This chapter presents the research of applying electrostatic separation in recycling a material fraction obtained after television set dismantling by hand. The research was carried out on the sample of eight CRT TV devices of different manufacturers and production dates. After dismantling TV devices, obtained materials were divided in four fractions on the basis of different material properties. Cathode ray tubes, condensers, larger metal parts and wooden and plastic housings were segregated as one fraction. Loudspeakers were segregated as the other fraction since they contain mostly iron and a smaller quantity of copper in yokes, as well as plastic, cardboard and textile. Printed circuit boards were segregated as an individual fraction since they contain a high share of copper and also a lot of rare metals on a non-conductor basis of vitroplast or pertinax. Yokes of cathode tubes, Cables, Connectors and Wires compose a separate fraction, briefly called “YCCW” fraction, which is the subject of the research presented in this chapter. The following objectives of the research carried out on the “YCCW” fraction were established:

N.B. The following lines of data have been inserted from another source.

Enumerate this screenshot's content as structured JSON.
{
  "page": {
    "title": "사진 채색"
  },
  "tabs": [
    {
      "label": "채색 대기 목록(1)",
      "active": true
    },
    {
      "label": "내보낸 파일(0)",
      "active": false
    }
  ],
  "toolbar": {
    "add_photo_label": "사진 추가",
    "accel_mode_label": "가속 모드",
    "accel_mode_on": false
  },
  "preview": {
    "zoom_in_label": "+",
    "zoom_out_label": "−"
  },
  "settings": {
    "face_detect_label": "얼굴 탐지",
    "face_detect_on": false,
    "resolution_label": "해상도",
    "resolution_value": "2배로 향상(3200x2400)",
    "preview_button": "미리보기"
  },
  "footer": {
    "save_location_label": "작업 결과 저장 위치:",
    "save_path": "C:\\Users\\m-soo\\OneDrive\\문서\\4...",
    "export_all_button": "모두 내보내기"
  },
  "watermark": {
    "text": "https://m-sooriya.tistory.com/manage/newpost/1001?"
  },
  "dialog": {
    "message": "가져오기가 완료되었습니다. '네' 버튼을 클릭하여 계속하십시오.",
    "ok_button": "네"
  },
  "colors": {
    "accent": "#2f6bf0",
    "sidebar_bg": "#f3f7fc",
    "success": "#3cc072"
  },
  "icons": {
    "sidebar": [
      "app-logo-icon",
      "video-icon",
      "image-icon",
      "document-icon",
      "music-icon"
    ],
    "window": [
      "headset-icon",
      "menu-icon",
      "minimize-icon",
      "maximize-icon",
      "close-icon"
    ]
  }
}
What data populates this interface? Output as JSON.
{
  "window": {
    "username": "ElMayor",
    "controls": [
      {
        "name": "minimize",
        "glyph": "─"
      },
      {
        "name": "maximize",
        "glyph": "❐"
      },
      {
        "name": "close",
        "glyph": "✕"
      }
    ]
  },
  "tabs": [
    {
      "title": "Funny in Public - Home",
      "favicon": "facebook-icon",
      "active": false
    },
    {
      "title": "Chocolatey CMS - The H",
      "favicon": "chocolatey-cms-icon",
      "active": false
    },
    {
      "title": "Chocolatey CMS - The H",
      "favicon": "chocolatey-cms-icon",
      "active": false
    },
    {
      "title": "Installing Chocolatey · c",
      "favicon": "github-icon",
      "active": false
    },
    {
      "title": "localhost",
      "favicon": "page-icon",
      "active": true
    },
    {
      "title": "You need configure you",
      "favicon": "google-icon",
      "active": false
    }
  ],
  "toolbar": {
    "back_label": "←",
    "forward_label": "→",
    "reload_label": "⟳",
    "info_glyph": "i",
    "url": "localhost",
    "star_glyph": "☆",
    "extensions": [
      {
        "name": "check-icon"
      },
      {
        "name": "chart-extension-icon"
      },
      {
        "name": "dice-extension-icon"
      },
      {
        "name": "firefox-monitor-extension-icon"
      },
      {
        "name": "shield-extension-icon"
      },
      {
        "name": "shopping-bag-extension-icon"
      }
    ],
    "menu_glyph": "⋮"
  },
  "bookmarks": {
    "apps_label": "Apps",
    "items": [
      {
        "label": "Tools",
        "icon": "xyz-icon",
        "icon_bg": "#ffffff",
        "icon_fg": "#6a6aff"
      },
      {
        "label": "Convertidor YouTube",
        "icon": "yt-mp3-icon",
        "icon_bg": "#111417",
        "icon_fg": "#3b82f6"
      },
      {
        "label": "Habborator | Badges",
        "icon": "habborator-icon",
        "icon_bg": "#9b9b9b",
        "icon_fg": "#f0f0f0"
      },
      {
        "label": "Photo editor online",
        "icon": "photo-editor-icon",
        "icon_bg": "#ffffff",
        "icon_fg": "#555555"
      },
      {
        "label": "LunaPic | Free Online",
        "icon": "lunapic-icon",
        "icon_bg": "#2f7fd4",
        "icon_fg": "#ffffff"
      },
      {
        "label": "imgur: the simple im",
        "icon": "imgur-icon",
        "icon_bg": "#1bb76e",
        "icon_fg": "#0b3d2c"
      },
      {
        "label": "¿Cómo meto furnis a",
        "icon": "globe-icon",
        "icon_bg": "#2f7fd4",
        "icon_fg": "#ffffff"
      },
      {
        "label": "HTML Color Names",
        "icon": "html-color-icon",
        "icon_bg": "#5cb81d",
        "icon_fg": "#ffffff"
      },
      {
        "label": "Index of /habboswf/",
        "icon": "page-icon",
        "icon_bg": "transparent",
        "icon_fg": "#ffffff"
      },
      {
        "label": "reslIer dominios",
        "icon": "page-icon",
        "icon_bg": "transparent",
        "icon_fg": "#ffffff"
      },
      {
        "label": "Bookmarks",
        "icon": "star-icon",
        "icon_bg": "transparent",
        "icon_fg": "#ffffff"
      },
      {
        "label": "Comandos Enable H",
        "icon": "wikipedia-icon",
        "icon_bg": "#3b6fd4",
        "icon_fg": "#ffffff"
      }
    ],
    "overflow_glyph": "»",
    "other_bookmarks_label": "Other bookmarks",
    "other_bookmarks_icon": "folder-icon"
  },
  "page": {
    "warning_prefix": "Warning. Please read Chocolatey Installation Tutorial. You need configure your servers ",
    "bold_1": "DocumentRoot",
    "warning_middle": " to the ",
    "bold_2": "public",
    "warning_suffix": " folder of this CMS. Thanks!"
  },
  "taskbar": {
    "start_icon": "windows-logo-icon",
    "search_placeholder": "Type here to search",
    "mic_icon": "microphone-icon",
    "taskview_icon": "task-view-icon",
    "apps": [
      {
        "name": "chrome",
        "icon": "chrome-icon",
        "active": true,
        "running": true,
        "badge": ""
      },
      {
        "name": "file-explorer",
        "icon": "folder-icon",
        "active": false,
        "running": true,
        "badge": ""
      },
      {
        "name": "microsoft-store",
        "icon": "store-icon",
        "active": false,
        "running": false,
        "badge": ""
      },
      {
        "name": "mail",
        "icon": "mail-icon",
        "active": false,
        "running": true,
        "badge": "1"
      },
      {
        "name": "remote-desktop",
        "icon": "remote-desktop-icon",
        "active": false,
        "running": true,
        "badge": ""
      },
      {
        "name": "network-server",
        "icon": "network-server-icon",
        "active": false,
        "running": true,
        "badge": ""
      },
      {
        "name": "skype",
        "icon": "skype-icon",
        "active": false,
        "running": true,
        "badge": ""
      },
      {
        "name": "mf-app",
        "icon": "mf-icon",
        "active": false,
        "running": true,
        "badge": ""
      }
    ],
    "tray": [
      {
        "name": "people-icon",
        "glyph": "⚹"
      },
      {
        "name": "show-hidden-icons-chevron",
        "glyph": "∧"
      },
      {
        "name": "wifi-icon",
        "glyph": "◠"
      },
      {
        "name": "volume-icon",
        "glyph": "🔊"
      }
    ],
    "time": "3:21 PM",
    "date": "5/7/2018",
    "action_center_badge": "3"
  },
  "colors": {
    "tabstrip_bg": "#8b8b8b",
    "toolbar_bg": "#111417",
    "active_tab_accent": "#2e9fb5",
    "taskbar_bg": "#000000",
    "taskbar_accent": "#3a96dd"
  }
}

Key Terms in this Chapter

Recovery: The ratio of valuable component contents in the concentrate and in the feed, expressed as a percentage.

Material Liberation: A process of connection terminating or freeing of connected various materials from each other by manual dismantling or comminution.

Electrostatic Separation: The selective sorting of solid particles on “conductors” and “non-conductors” due to the interaction between the electric field and charged or polarized particles.

Design of Experiments: Statistical design of experiments is a method of experiment planning which allows data collection appropriate statistical analysis in order to objectively and reliably conclusions.

Waste Disassembly: A systematic method for separating a waste product/device into its constituent parts, components or other groupings.

E-Waste: A short term for waste electric and electronic equipment comprises discharged devices that operate using electricity such as electronic goods, household appliance, etc.

Quality of Concentrate: The content of valuable component in the concentrate, expressed as a percentage.

Recycling: The recycling is a process of waste processing to obtain secondary raw materials suitable for the production of new products.

Complete Chapter List

Search this Book: